If I were Mr. Dubner, I’d likely start with the history first. Obviously DC and Marvel have dabbled in non-comic book ventures nearly as long as they have been printing funny books. Look to the Superman serials, radio shows, TV series, et al. And Marvel, too, had their run of crappy movies, TV shows, and odd proto-motion-comic ventures to boot. In their time, perhaps these alternative media led new eyes to the products. More likely though, those models in the past never doled out the bankroll like todays modern day media. At the heart of all those aforementioned side projects though, one would argue that the real crux of content being produced was driven by the rags on the racks. And therein lies the answer to the original question.

Beyond the likely-break-even nature of comic book publishing, the actual process of producing the product establishes worth beyond simple dollars and cents. Because a great comic book story may give birth to an amazing storyline, a new character, or an inventive design. Where might Jon Favreau’s Iron Man franchise be if not for Adi Granov’s ubiquitous model? Would the pockets of the Warner Bros be as full without the library of reproducible stock art for any number of merchandising ventures? Would the House of Mouse’s motion picture business be as entrenched in the zeitgeist today if not for the decades of source material being produced on a weekly basis? And if we’re thinking to a brighter future… How much credit is owed to ComicMix’s John Ostrander if Amanda Waller ends up becoming the Phil Coulson of the new DC movie franchises? Suffice to say on all counts… the sunk costs of producing sequential fiction is a pithy particle when compared to the opportunity cost you’ll gain for making it.

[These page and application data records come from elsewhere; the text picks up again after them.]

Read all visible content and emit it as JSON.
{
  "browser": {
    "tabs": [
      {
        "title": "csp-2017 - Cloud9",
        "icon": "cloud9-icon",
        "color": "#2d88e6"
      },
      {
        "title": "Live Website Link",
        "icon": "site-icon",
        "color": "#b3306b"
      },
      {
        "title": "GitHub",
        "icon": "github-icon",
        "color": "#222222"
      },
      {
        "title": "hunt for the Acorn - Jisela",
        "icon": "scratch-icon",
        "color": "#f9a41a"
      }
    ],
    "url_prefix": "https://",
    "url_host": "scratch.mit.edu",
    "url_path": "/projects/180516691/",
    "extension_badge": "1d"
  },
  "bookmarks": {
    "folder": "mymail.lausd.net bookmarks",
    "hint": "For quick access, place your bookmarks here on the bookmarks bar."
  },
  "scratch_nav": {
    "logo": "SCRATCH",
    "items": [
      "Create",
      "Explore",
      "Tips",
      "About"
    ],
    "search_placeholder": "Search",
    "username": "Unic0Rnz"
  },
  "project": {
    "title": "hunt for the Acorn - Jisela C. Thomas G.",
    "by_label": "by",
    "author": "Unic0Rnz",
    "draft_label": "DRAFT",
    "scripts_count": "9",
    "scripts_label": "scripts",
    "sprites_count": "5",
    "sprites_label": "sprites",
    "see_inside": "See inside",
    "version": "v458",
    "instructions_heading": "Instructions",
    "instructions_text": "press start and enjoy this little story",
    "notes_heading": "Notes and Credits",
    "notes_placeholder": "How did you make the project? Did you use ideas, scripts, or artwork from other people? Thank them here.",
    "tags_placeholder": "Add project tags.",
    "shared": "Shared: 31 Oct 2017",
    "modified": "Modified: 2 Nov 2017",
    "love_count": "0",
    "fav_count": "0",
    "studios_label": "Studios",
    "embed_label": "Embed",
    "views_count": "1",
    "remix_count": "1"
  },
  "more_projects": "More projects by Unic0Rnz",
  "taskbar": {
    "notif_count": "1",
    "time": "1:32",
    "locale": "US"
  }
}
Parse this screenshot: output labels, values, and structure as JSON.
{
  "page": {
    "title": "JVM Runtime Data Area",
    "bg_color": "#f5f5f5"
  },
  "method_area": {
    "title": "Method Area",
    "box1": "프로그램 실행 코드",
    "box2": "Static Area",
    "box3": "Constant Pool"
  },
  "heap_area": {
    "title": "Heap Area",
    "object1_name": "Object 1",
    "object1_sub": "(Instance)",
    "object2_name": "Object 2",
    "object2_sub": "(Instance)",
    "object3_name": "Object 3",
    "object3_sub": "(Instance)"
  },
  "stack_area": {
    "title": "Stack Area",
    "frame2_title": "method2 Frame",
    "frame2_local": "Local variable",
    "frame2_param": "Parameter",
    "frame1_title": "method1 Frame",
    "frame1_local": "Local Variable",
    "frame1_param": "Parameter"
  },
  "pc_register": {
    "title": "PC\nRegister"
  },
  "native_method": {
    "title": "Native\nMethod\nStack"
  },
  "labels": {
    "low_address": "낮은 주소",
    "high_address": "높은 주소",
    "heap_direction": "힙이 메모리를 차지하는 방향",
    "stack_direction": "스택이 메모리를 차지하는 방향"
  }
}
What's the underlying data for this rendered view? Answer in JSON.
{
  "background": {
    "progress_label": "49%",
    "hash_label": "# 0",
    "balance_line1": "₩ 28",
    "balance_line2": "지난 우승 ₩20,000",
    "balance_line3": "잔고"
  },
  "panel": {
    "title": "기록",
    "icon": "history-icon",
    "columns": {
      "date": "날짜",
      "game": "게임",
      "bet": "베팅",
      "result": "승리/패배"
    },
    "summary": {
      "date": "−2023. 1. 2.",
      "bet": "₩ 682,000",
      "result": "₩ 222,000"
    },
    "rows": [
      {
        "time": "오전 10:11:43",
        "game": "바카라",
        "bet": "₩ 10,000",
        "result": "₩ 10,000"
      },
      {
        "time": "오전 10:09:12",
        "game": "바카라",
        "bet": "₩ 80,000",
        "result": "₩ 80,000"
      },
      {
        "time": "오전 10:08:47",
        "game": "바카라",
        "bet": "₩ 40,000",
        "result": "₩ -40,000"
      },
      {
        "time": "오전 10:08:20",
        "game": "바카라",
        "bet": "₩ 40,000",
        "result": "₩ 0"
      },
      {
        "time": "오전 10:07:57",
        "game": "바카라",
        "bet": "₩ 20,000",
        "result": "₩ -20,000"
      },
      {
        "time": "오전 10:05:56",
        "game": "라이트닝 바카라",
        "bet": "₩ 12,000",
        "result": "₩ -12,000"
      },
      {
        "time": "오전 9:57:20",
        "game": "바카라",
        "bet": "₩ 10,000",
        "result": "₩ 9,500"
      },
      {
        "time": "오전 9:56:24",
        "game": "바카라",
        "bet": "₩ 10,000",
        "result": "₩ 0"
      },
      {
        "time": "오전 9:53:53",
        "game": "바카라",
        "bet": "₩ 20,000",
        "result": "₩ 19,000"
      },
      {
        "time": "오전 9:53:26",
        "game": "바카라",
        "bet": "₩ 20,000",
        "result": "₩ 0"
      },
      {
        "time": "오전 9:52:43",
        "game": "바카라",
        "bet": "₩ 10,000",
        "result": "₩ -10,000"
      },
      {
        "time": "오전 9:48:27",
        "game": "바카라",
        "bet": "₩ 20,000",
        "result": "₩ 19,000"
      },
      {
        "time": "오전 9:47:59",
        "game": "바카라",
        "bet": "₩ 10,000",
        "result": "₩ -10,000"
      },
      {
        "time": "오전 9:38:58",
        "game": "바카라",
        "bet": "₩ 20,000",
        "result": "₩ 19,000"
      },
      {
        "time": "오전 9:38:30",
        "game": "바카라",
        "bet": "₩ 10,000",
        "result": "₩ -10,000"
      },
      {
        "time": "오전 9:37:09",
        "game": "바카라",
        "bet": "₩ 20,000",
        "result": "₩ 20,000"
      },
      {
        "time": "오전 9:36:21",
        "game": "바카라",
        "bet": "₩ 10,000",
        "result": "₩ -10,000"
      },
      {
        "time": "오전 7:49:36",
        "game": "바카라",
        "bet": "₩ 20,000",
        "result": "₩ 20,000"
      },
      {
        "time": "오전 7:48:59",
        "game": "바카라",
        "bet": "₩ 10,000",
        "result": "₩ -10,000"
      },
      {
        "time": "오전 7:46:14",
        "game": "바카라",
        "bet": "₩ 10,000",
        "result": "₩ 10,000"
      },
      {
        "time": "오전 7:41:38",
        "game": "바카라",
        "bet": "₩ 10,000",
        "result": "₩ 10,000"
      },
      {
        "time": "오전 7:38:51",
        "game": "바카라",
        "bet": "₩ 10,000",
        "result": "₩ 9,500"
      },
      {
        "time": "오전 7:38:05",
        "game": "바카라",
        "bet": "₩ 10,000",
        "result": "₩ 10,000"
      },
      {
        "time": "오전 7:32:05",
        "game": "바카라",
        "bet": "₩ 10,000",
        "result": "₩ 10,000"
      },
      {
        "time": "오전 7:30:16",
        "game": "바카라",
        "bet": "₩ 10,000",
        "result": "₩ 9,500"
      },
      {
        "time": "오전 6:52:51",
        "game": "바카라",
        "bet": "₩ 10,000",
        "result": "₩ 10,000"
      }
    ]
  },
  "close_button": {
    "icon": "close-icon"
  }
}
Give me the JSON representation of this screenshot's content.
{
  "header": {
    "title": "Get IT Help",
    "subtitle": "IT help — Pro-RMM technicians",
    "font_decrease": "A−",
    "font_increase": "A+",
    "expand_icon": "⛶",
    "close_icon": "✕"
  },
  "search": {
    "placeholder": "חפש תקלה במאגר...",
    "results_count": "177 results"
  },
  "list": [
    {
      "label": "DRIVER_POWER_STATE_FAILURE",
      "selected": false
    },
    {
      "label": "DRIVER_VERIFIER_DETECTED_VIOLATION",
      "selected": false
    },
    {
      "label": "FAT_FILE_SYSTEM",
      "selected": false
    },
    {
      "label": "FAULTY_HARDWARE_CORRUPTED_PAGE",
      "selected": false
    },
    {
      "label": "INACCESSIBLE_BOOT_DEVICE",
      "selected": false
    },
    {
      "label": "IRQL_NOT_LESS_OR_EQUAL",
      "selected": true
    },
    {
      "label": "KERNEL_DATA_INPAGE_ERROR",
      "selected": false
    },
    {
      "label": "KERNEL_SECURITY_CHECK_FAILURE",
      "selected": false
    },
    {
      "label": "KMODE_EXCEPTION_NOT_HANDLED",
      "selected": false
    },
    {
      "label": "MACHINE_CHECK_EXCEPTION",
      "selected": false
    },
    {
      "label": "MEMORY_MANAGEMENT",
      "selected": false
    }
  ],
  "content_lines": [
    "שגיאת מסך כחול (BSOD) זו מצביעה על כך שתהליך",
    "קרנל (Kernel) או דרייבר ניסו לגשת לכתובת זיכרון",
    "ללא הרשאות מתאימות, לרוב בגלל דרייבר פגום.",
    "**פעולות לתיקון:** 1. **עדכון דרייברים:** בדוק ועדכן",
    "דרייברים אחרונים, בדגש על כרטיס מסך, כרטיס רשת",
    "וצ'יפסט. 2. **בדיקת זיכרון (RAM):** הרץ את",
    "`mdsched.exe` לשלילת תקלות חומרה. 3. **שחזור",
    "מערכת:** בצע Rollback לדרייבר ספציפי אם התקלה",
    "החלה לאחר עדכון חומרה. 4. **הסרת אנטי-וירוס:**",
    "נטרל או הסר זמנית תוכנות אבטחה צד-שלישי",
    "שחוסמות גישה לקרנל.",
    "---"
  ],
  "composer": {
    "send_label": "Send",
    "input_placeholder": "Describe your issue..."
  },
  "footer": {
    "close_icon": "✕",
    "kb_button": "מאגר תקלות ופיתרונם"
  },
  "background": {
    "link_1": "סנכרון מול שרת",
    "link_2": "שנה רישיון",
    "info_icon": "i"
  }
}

Even if a comic doesn’t sell well – or even is a loss – the final product exists for eternity thereafter. If I as a fan pick up that long forgotten issue of Slingers and pitch it to Marvel in a new and fantastic light, and my relaunch of the title captures the attention of the niche masses of comic book fans, then the thru-line exists that the new book may lead to a new licensable property – like a new character on a cartoon, a subplot to be used in Agents of S.H.I.E.L.D., or its own Netflix spin-off. The simple math says the loss having to pay for even six issues worth of ink-and-paper (including the per-page costs of the creative team, the salaried cost of editors/administrators, as well as the actual material and distribution costs) may eventually balance out through the usage of the intellectual property that then sits in the archives of the parent publisher. A bad batch of Coke II will never mint Coca-Cola a fortune. And in a few weeks, D-List book will likely net Marvel hundreds of millions of dollars in repeating revenue.

When you think of it that way: why would you ever notproduce a comic book?